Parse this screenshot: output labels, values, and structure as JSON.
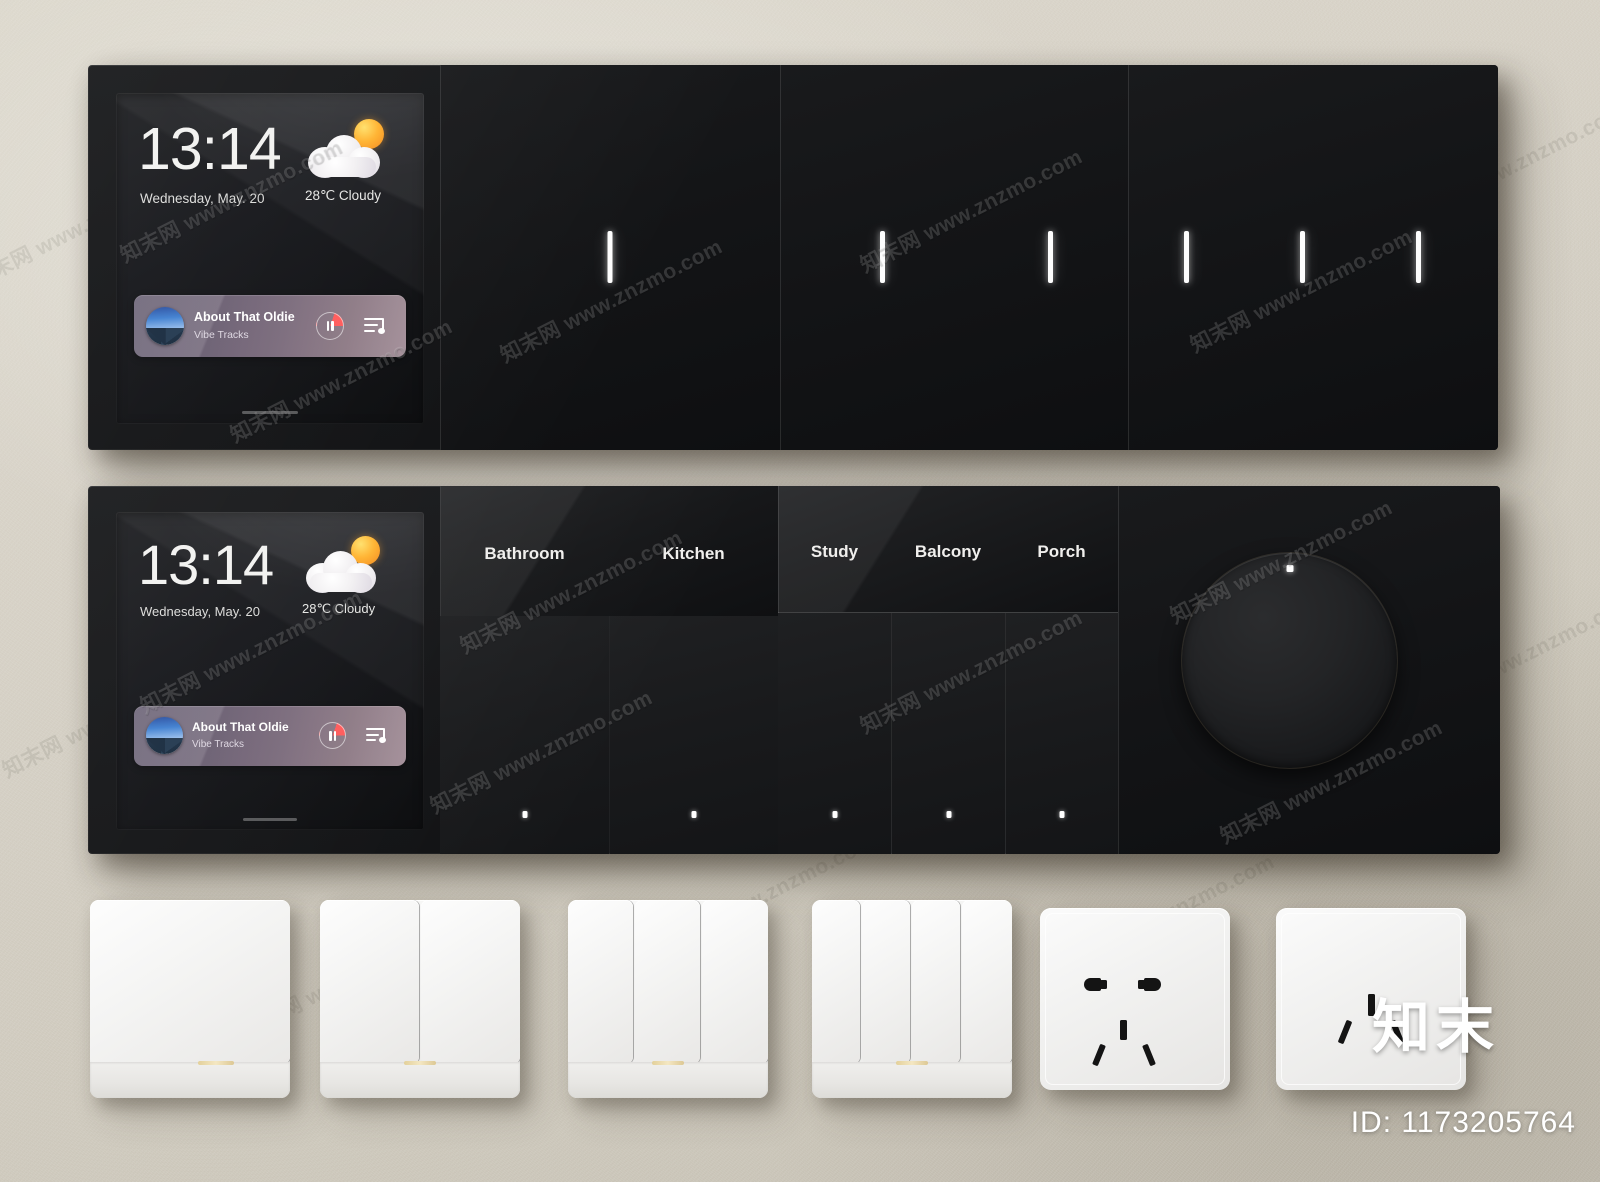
{
  "scene": {
    "wall_color": "#d6d2c9",
    "panel_color": "#131416",
    "accent_led_color": "#ffffff",
    "device_white": "#f4f3f1"
  },
  "watermark": {
    "site_text": "知末网 www.znzmo.com",
    "brand_text": "知末",
    "id_label": "ID: 1173205764"
  },
  "panel_top": {
    "name": "Smart Panel Row 1",
    "screen": {
      "time": "13:14",
      "date": "Wednesday, May. 20",
      "weather_temp": "28℃",
      "weather_condition": "Cloudy",
      "weather_text": "28℃  Cloudy",
      "weather_icon": "sun-behind-cloud-icon",
      "music": {
        "title": "About That Oldie",
        "artist": "Vibe Tracks",
        "play_state": "pause-icon",
        "playlist_icon": "playlist-icon",
        "album_art": "mountain-sky-artwork"
      }
    },
    "switch_modules": [
      {
        "name": "one-gang-module",
        "gangs": 1
      },
      {
        "name": "two-gang-module",
        "gangs": 2
      },
      {
        "name": "three-gang-module",
        "gangs": 3
      }
    ]
  },
  "panel_bottom": {
    "name": "Smart Panel Row 2",
    "screen": {
      "time": "13:14",
      "date": "Wednesday, May. 20",
      "weather_temp": "28℃",
      "weather_condition": "Cloudy",
      "weather_text": "28℃  Cloudy",
      "weather_icon": "sun-behind-cloud-icon",
      "music": {
        "title": "About That Oldie",
        "artist": "Vibe Tracks",
        "play_state": "pause-icon",
        "playlist_icon": "playlist-icon",
        "album_art": "mountain-sky-artwork"
      }
    },
    "room_group_a": {
      "labels": [
        "Bathroom",
        "Kitchen"
      ]
    },
    "room_group_b": {
      "labels": [
        "Study",
        "Balcony",
        "Porch"
      ]
    },
    "sub_buttons_count": 5,
    "knob": {
      "name": "rotary-dimmer-knob",
      "indicator": "knob-position-dot"
    }
  },
  "bottom_row_devices": [
    {
      "name": "one-gang-switch",
      "type": "switch",
      "gangs": 1
    },
    {
      "name": "two-gang-switch",
      "type": "switch",
      "gangs": 2
    },
    {
      "name": "three-gang-switch",
      "type": "switch",
      "gangs": 3
    },
    {
      "name": "four-gang-switch",
      "type": "switch",
      "gangs": 4
    },
    {
      "name": "five-hole-socket",
      "type": "socket",
      "holes": 5
    },
    {
      "name": "three-hole-socket",
      "type": "socket",
      "holes": 3
    }
  ]
}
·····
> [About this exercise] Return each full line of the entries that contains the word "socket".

> [Result for this task]
      "name": "five-hole-socket",
      "type": "socket",
      "name": "three-hole-socket",
      "type": "socket",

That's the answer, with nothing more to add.